The dog is a powerful comparative disease model for genetic studies of complex traits. Dogs are predisposed to many of the same complex diseases that humans are, share an environment with their human owners and receive medical surveillance and care. Heavy breeding for certain behavioural or phenotypic traits has created genetic isolates, breeds, which are characterized by low levels of genetic variation and a limited number of genetic disease variants, often of high frequency, within each breed. In order to perform genetic studies of complex traits in dogs, a well annotated dog genome is of major importance. Since the first canine genome was published in 2005, sequencing technologies and analysis tools have undergone a dramatic development. We have made an extensive effort to create a new high quality dog reference genome assembly from a female German shepherd that will help us and the canine genetics community to better identify new genetic causes of disease.
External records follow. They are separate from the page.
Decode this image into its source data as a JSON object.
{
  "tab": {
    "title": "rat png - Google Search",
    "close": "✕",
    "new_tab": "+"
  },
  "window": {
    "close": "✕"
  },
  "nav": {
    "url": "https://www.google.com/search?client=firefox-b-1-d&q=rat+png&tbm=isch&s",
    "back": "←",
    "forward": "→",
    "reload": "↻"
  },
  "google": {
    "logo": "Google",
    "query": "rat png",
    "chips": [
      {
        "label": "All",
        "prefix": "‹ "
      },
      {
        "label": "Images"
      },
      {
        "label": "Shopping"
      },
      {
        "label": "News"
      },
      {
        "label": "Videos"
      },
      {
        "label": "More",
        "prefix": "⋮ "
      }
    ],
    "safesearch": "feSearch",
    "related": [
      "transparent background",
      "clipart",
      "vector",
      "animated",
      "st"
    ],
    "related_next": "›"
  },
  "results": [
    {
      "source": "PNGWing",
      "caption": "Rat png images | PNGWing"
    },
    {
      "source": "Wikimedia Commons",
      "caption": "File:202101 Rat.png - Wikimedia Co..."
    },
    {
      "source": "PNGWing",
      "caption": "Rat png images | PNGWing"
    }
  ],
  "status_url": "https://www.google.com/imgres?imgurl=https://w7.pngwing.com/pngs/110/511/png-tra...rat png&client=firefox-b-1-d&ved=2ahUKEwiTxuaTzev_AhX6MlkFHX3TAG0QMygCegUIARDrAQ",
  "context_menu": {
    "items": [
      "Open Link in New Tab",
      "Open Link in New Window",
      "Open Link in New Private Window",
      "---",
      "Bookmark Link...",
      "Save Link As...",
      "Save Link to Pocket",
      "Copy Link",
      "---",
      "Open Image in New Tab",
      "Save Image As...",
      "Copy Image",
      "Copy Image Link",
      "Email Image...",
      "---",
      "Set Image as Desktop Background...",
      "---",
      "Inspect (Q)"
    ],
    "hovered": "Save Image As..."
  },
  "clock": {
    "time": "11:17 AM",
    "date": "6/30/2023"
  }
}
These findings will have direct implications for dog health, but will also in many cases be important for human health.
A German shepherd.